Homemade Irish Cream

No! It’s not a cake recipe, I know. This is a handy recipe to have all the same though, you can mix up a batch in 10 minutes and store it in the refrigerator ready for entertaining, after dinner drinks and parties. Beautiful straight up with ice and great in coffee too. I have noticed that there are a few variations to this recipe, but since we have only ever made this one, it’s impossible to say which is the best. Looks like we will have to try some of them out. Life can be tough sometimes! We have also invented our own milkshake using Irish Cream as one of the ingredients, but we will keep that for another time. Have fun experimenting with this one.


1 can sweetened condensed milk
1 can carnation evaporated milk
1 1/2 cups whisky
1 teaspoon vanilla
1 teaspoon glycerine
1 dessertspoon instant coffee dissolved in boiling water and cooled


Mix all of the ingredients together and pour into a bottle


This homemade Irish Cream will last in the refrigerator for approximately 1 month
Serve straight up over ice or mix with milk and blend using a milk shake machine or stick blender
Experiment with the quantities of ingredients i.e. add or reduce whisky and condensed milk to alter the taste

Facebooktwittergoogle_pluspinterestlinkedinmailby feather
Facebooktwittergoogle_pluslinkedinyoutubeby feather


    1. In food and beverages, glycerol serves as a humectant, solvent, and sweetener, and may help preserve foods. It is also used as filler in commercially prepared low-fat foods (e.g., cookies), and as a thickening agent in liqueurs. Glycerol and water are used to preserve certain types of plant leaves.[8] As a sugar substitute, it has approximately 27 kilocalories per teaspoon (sugar has 20) and is 60% as sweet as sucrose. It does not feed the bacteria that form plaques and cause dental cavities. As a food additive, glycerol is labeled as E number E422. It is added to icing (frosting) to prevent it setting too hard.

      As used in foods, glycerol is categorized by the American Dietetic Association as a carbohydrate. The U.S. Food and Drug Administration (FDA) carbohydrate designation includes all caloric macronutrients excluding protein and fat. Glycerol has a caloric density similar to table sugar, but a lower glycemic index and different metabolic pathway within the body, so some dietary advocates[who?] accept glycerol as a sweetener compatible with low carbohydrate diets.

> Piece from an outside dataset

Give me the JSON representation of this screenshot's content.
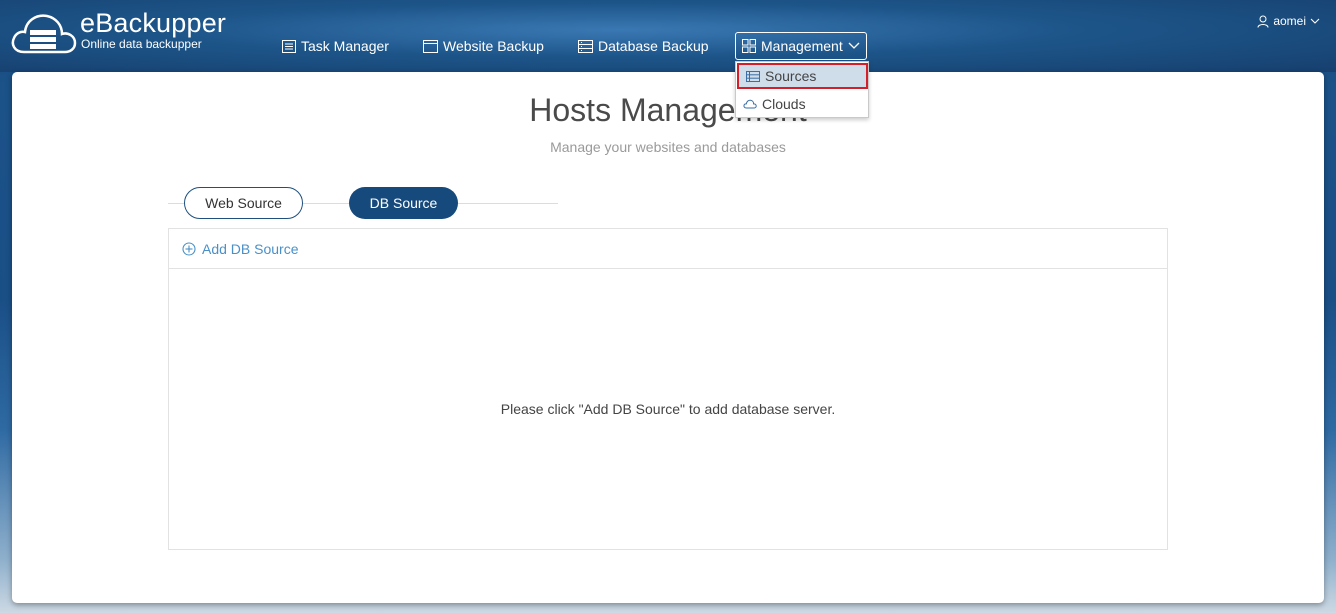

      It is also recommended as an additive when using polyol sweeteners such as erythritol and xylitol which have a cooling effect, due to its heating effect in the mouth, if the cooling effect is not wanted.[9]

Leave a Reply